Many authors, most notably the excellent Civil War scholar T.H. Williams, paint a certain picture of Lincoln as commander-in-chief. This picture is one where he has the correct strategic ideas on how to prosecute the war, but despite showing understanding, has to continually shuffle through generals until he finds Grant, and then he happily steps back, and lets Grant fight the war after providing his usual wise guidance. In reality, Lincoln’s insistence on using his political generals in the field severely handicapped Grant. Grant suggested returning generals like Buell and McClellan to active duty; Grant wasn’t overfond of Buell, but his motivation was probably to get professional soldiers to use to displace Lincoln’s politician-generals. But despite objections from Grant, Nathaniel Banks retained his post in the west, and also some of Sherman’s veteran troops that he had been loaned. The Red River Campaign in Louisiana was a pet project of Lincoln or Halleck’s, I’ve seen conflicting interpretations on that, but regardless, Lincoln allowed it to go forward despite the fact that Grant and even Banks himself were opposed to it. Benjamin Butler, a politician-general with a terrible combat record, also was given command of the Army of the James, which was a key component in Grant’s plan. Grant was initially not happy about this, though he came away from his first meeting with Butler favorably impressed. Grant tried to counteract potential shortcomings of Butler’s by giving him two professional subordinates to work with, William F. Smith, and Quincy A. Gilmore. Smith was a motormouth and a gossip, and a quarrelsome one at that. But he and Butler actually managed to largely tolerate each other; Gilmore didn’t get along with either of them however. There was also Franz Sigel in the Valley; I’m not aware that Grant expressed any specific protest there, but Halleck later dryly informed Grant by telegram that he couldn’t expect Sigel to do anything but run, so his shortcomings were well known.

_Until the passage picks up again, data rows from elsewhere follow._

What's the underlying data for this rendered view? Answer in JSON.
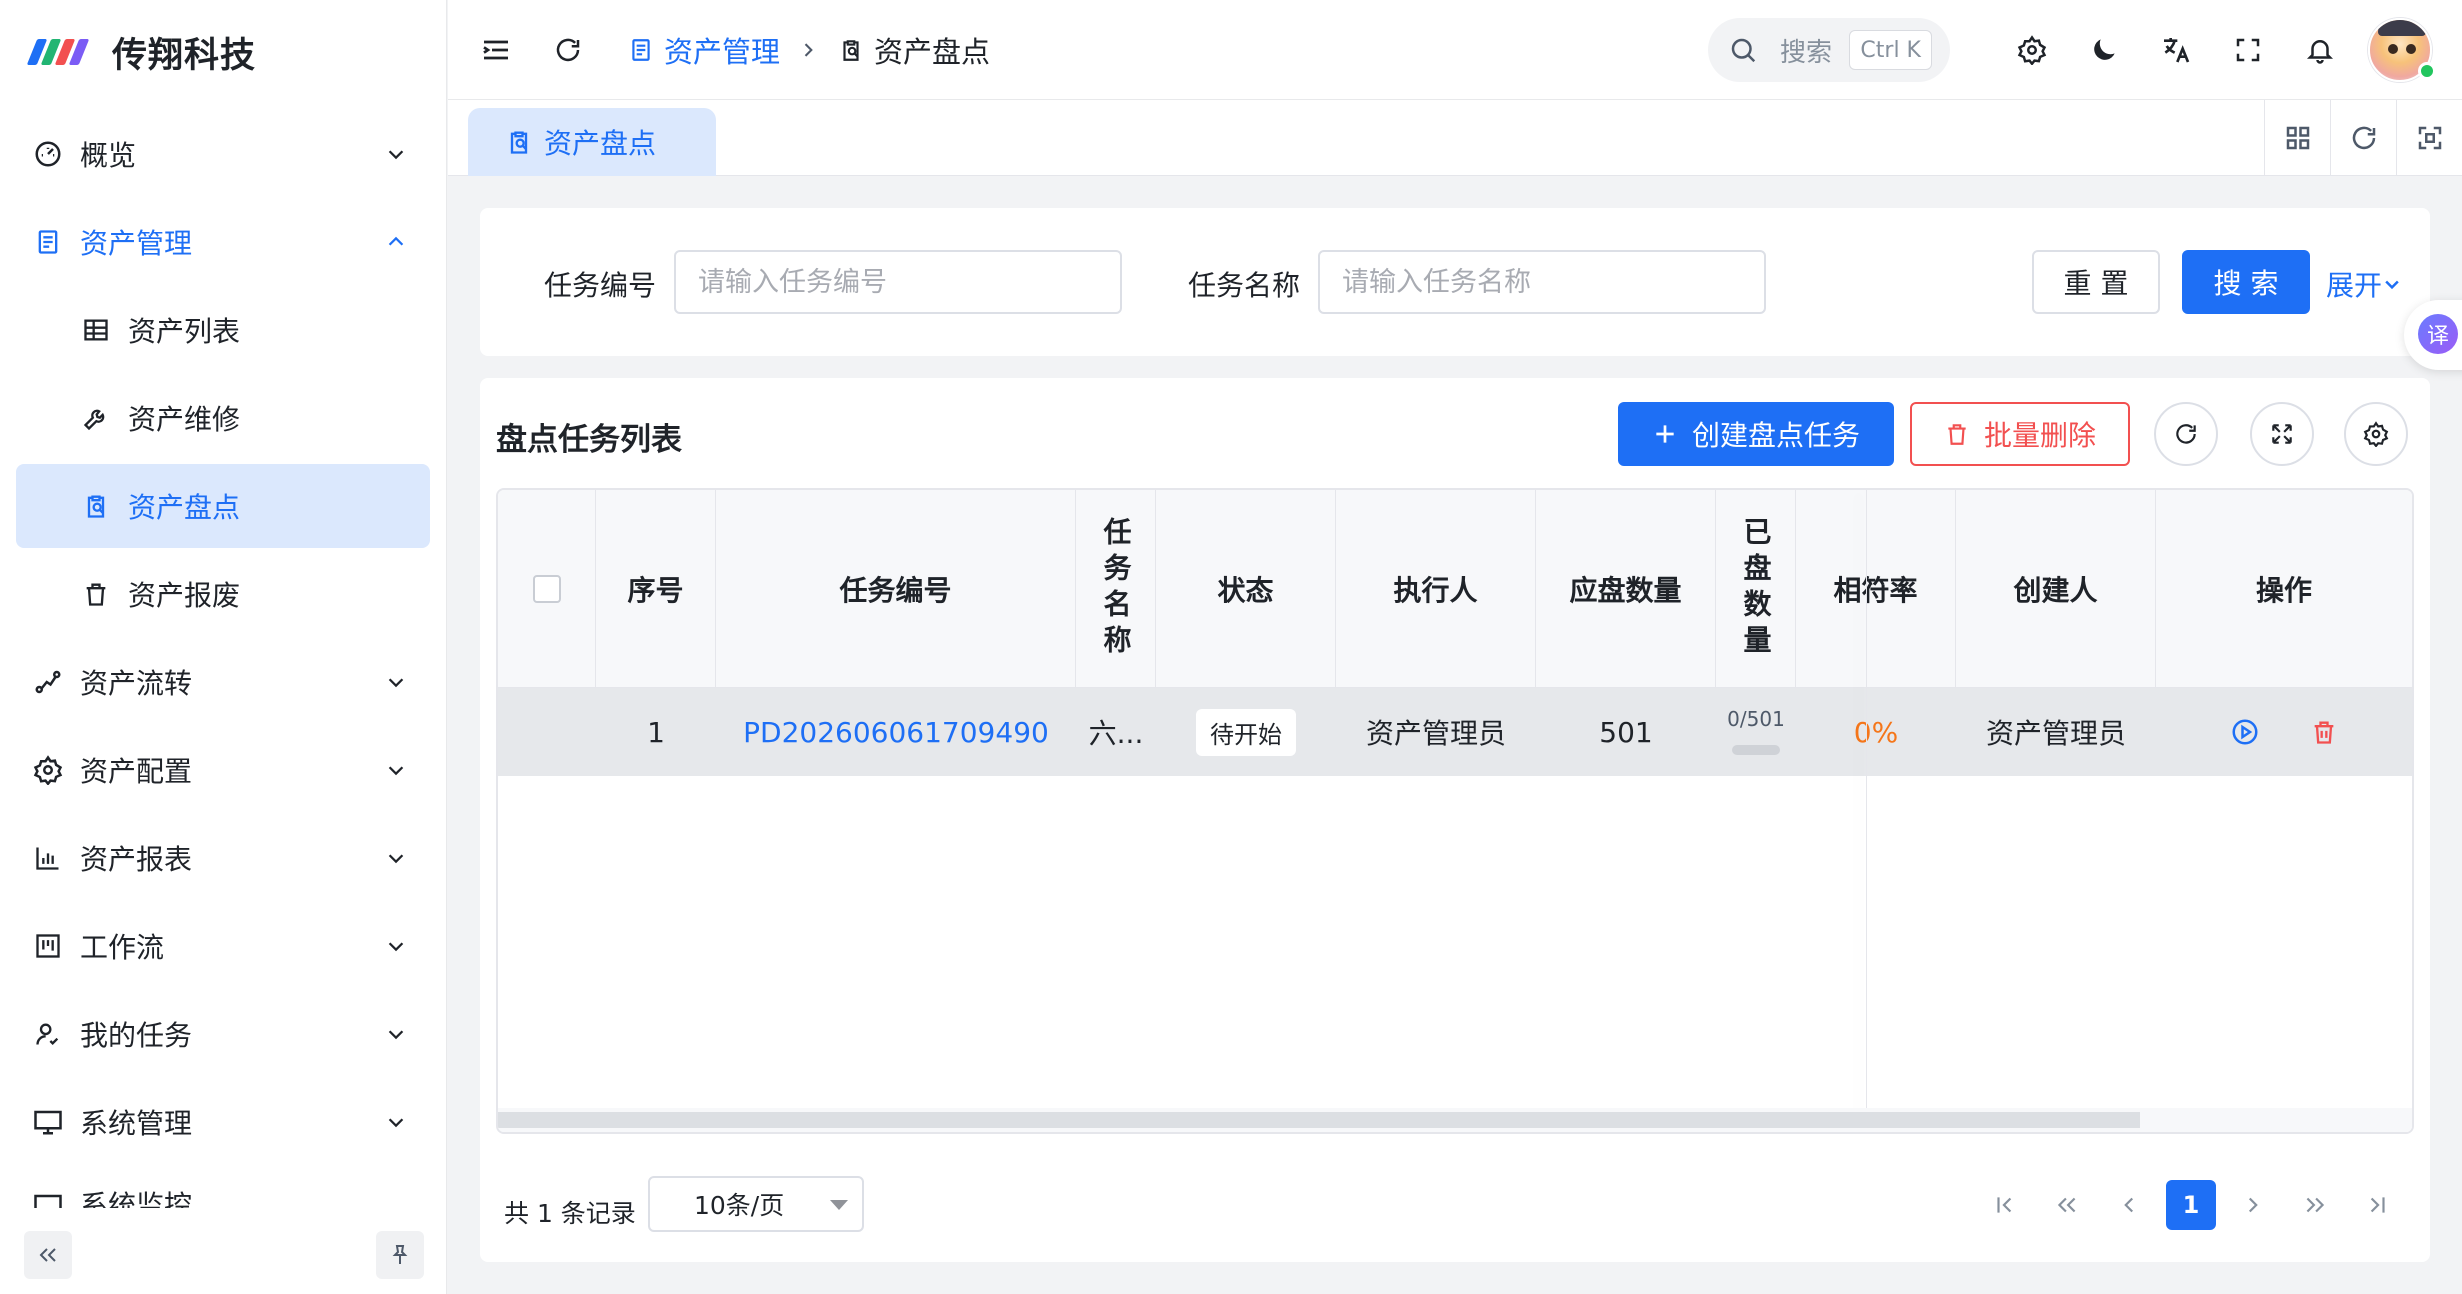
{
  "brand": {
    "name": "传翔科技"
  },
  "sidebar": {
    "items": [
      {
        "label": "概览",
        "icon": "dashboard-icon"
      },
      {
        "label": "资产管理",
        "icon": "document-icon"
      },
      {
        "label": "资产列表",
        "icon": "table-icon"
      },
      {
        "label": "资产维修",
        "icon": "wrench-icon"
      },
      {
        "label": "资产盘点",
        "icon": "clipboard-search-icon"
      },
      {
        "label": "资产报废",
        "icon": "trash-icon"
      },
      {
        "label": "资产流转",
        "icon": "flow-icon"
      },
      {
        "label": "资产配置",
        "icon": "gear-icon"
      },
      {
        "label": "资产报表",
        "icon": "bar-chart-icon"
      },
      {
        "label": "工作流",
        "icon": "kanban-icon"
      },
      {
        "label": "我的任务",
        "icon": "user-task-icon"
      },
      {
        "label": "系统管理",
        "icon": "monitor-icon"
      },
      {
        "label": "系统监控",
        "icon": "monitor-chart-icon"
      }
    ]
  },
  "header": {
    "breadcrumb": [
      "资产管理",
      "资产盘点"
    ],
    "search_placeholder": "搜索",
    "search_shortcut": "Ctrl K"
  },
  "tabs": [
    {
      "label": "资产盘点",
      "active": true
    }
  ],
  "filters": {
    "task_no_label": "任务编号",
    "task_no_placeholder": "请输入任务编号",
    "task_name_label": "任务名称",
    "task_name_placeholder": "请输入任务名称",
    "reset_label": "重 置",
    "search_label": "搜 索",
    "expand_label": "展开"
  },
  "translate_fab": "译",
  "table": {
    "title": "盘点任务列表",
    "create_label": "创建盘点任务",
    "batch_delete_label": "批量删除",
    "columns": [
      "序号",
      "任务编号",
      "任务名称",
      "状态",
      "执行人",
      "应盘数量",
      "已盘数量",
      "相符率",
      "创建人",
      "操作"
    ],
    "rows": [
      {
        "index": "1",
        "task_no": "PD202606061709490",
        "task_name": "六...",
        "status": "待开始",
        "executor": "资产管理员",
        "expected": "501",
        "counted": "0/501",
        "counted_progress": 0,
        "rate": "0%",
        "creator": "资产管理员"
      }
    ]
  },
  "pagination": {
    "total": "共 1 条记录",
    "page_size": "10条/页",
    "current_page": "1"
  },
  "colors": {
    "primary": "#1e6ff5",
    "danger": "#f25050",
    "rate": "#f5761a",
    "active_bg": "#dbe8fd"
  }
}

Lincoln’s unwillingness to take the risk of offending a few politically important people very likely prolonged the war in 1864. Unlike many who hail Lincoln as a model commander-in-chief, in this instance at least, the military debacles created by his political generals far, far outweighed whatever benefit he got from keeping them in their posts. Banks and Sigel had to be relieved for incompetence in any case, and Butler was gone shortly after the elections. If, instead of sending Banks on his quixotic Red River Campaign, Lincoln had done as Grant wished and used those troops to take Mobile, then cooperate with Sherman in Georgia, the result would have been far superior. The same holds true for Butler and Sigel in Virginia. Grant did not have a free hand; in effect, he had to fight with one hand tied behind his back.